- WORK ITEM
Keeping each line exactly as it is, output all of the records.

——————

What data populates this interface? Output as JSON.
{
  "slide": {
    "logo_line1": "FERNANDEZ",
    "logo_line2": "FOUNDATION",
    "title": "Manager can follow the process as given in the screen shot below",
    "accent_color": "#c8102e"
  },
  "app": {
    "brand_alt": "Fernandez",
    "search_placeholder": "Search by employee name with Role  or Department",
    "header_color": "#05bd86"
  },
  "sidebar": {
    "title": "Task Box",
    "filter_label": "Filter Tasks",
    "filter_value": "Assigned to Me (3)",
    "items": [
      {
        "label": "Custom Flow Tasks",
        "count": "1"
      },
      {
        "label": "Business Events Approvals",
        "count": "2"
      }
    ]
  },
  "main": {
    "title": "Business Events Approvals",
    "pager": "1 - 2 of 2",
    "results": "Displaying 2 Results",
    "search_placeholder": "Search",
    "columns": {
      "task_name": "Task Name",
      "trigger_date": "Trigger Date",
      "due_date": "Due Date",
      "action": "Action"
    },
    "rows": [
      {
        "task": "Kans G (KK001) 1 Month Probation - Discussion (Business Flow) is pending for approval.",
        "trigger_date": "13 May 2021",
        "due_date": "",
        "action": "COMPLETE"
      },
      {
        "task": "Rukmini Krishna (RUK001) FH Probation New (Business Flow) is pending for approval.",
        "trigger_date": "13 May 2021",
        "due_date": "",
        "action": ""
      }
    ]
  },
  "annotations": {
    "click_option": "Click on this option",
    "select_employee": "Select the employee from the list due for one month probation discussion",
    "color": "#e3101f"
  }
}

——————

- ANSWER FOR THE TASK
What data populates this interface? Output as JSON.
{
  "slide": {
    "logo_line1": "FERNANDEZ",
    "logo_line2": "FOUNDATION",
    "title": "Manager can follow the process as given in the screen shot below",
    "accent_color": "#c8102e"
  },
  "app": {
    "brand_alt": "Fernandez",
    "search_placeholder": "Search by employee name with Role  or Department",
    "header_color": "#05bd86"
  },
  "sidebar": {
    "title": "Task Box",
    "filter_label": "Filter Tasks",
    "filter_value": "Assigned to Me (3)",
    "items": [
      {
        "label": "Custom Flow Tasks",
        "count": "1"
      },
      {
        "label": "Business Events Approvals",
        "count": "2"
      }
    ]
  },
  "main": {
    "title": "Business Events Approvals",
    "pager": "1 - 2 of 2",
    "results": "Displaying 2 Results",
    "search_placeholder": "Search",
    "columns": {
      "task_name": "Task Name",
      "trigger_date": "Trigger Date",
      "due_date": "Due Date",
      "action": "Action"
    },
    "rows": [
      {
        "task": "Kans G (KK001) 1 Month Probation - Discussion (Business Flow) is pending for approval.",
        "trigger_date": "13 May 2021",
        "due_date": "",
        "action": "COMPLETE"
      },
      {
        "task": "Rukmini Krishna (RUK001) FH Probation New (Business Flow) is pending for approval.",
        "trigger_date": "13 May 2021",
        "due_date": "",
        "action": ""
      }
    ]
  },
  "annotations": {
    "click_option": "Click on this option",
    "select_employee": "Select the employee from the list due for one month probation discussion",
    "color": "#e3101f"
  }
}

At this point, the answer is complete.